■ THE TASK
Report every line below that carries the word "data".

=======

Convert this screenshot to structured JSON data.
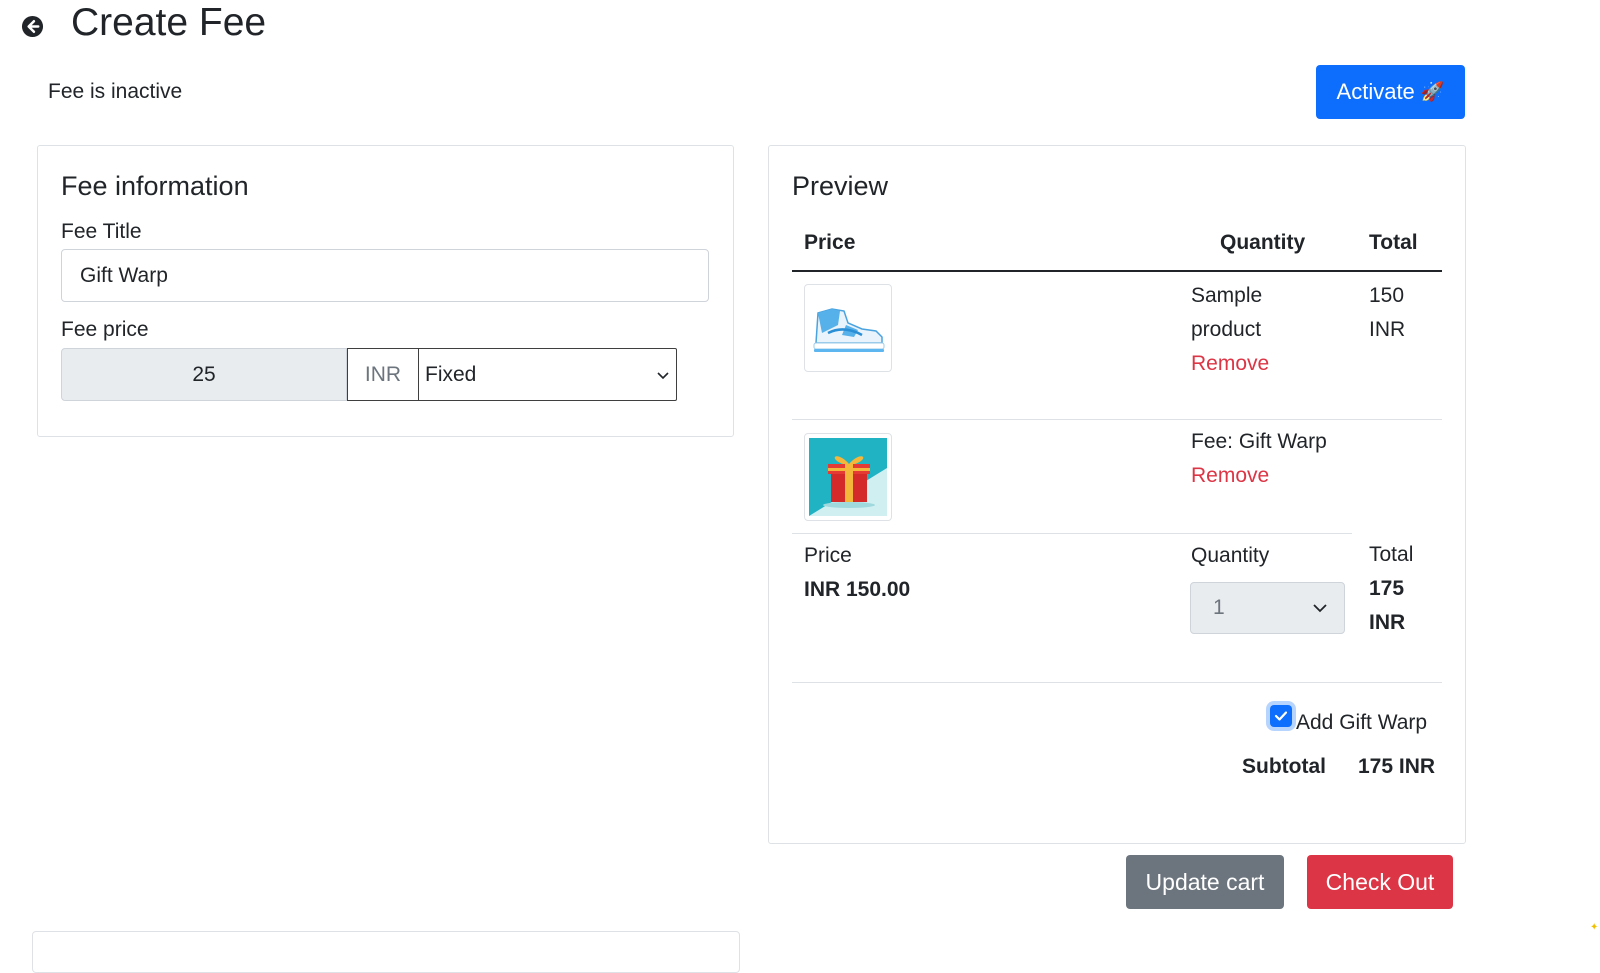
{
  "header": {
    "title": "Create Fee",
    "back_icon": "arrow-circle-left-icon"
  },
  "status": {
    "text": "Fee is inactive",
    "activate_label": "Activate",
    "activate_emoji": "🚀",
    "activate_color": "#0d6efd"
  },
  "fee_info": {
    "title": "Fee information",
    "fee_title_label": "Fee Title",
    "fee_title_value": "Gift Warp",
    "fee_price_label": "Fee price",
    "fee_price_value": "25",
    "currency": "INR",
    "type_value": "Fixed"
  },
  "preview": {
    "title": "Preview",
    "columns": {
      "price": "Price",
      "quantity": "Quantity",
      "total": "Total"
    },
    "rows": [
      {
        "image_icon": "sneaker-icon",
        "name_line1": "Sample",
        "name_line2": "product",
        "remove": "Remove",
        "total_line1": "150",
        "total_line2": "INR"
      },
      {
        "image_icon": "gift-box-icon",
        "name": "Fee: Gift Warp",
        "remove": "Remove"
      }
    ],
    "summary": {
      "price_label": "Price",
      "price_value": "INR 150.00",
      "quantity_label": "Quantity",
      "quantity_value": "1",
      "total_label": "Total",
      "total_line1": "175",
      "total_line2": "INR"
    },
    "gift_checkbox_label": "Add Gift Warp",
    "gift_checked": true,
    "subtotal_label": "Subtotal",
    "subtotal_value": "175 INR"
  },
  "actions": {
    "update_cart": "Update cart",
    "check_out": "Check Out",
    "update_color": "#6c757d",
    "checkout_color": "#dc3545"
  }
}
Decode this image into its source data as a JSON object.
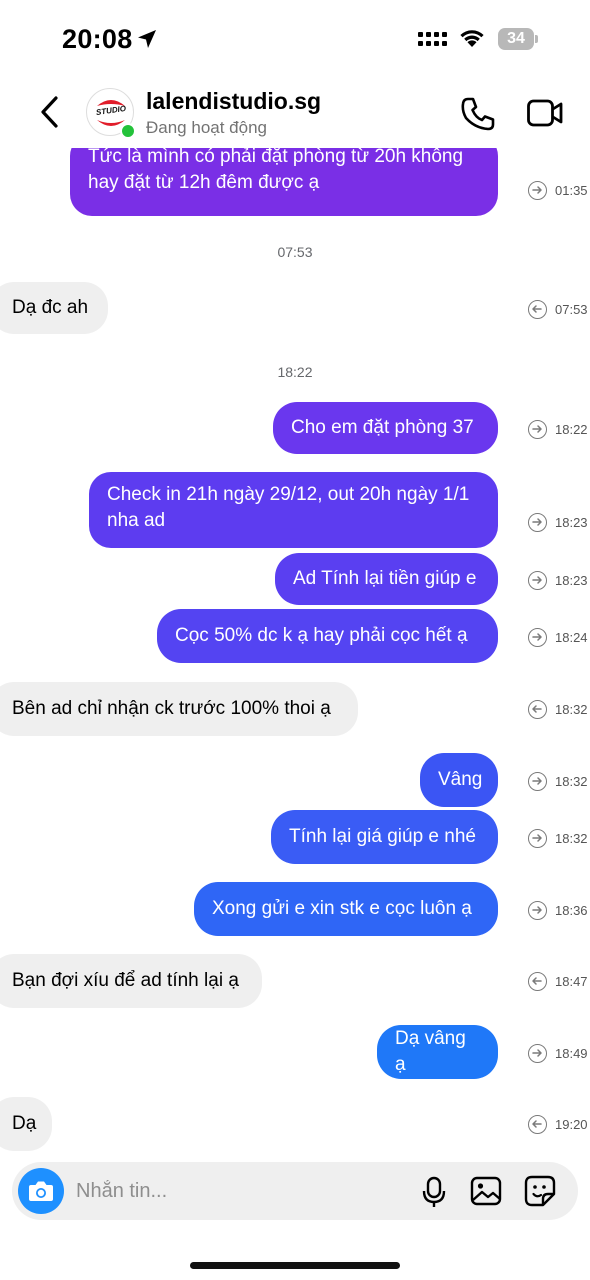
{
  "status_bar": {
    "time": "20:08",
    "battery": "34"
  },
  "header": {
    "name": "lalendistudio.sg",
    "status": "Đang hoạt động",
    "avatar_text": "STUDIO"
  },
  "separators": [
    "07:53",
    "18:22"
  ],
  "messages": [
    {
      "dir": "out",
      "text": "Tức là mình có phải đặt phòng từ 20h không hay đặt từ 12h đêm được ạ",
      "time": "01:35",
      "color": "#7a2fe6"
    },
    {
      "dir": "in",
      "text": "Dạ đc ah",
      "time": "07:53"
    },
    {
      "dir": "out",
      "text": "Cho em đặt phòng 37",
      "time": "18:22",
      "color": "#6a37ee"
    },
    {
      "dir": "out",
      "text": "Check in 21h ngày 29/12, out 20h ngày 1/1 nha ad",
      "time": "18:23",
      "color": "#5d3cf0"
    },
    {
      "dir": "out",
      "text": "Ad Tính lại tiền giúp e",
      "time": "18:23",
      "color": "#5a3ff1"
    },
    {
      "dir": "out",
      "text": "Cọc 50% dc k ạ hay phải cọc hết ạ",
      "time": "18:24",
      "color": "#5444f2"
    },
    {
      "dir": "in",
      "text": "Bên ad chỉ nhận ck trước 100% thoi ạ",
      "time": "18:32"
    },
    {
      "dir": "out",
      "text": "Vâng",
      "time": "18:32",
      "color": "#3b55f4"
    },
    {
      "dir": "out",
      "text": "Tính lại giá giúp e nhé",
      "time": "18:32",
      "color": "#3a5cf5"
    },
    {
      "dir": "out",
      "text": "Xong gửi e xin stk e cọc luôn ạ",
      "time": "18:36",
      "color": "#2f66f6"
    },
    {
      "dir": "in",
      "text": "Bạn đợi xíu để ad tính lại ạ",
      "time": "18:47"
    },
    {
      "dir": "out",
      "text": "Dạ vâng ạ",
      "time": "18:49",
      "color": "#1f78f8"
    },
    {
      "dir": "in",
      "text": "Dạ",
      "time": "19:20"
    }
  ],
  "composer": {
    "placeholder": "Nhắn tin..."
  },
  "colors": {
    "accent": "#1e90ff",
    "online": "#23c23a",
    "incoming_bubble": "#efefef"
  },
  "icons": [
    "back-icon",
    "phone-icon",
    "video-camera-icon",
    "camera-icon",
    "microphone-icon",
    "gallery-icon",
    "sticker-icon",
    "reply-arrow-icon"
  ]
}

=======

■ WRITTEN SOLUTION
Convert this screenshot to structured JSON data.
Decode this image into its source data as a JSON object.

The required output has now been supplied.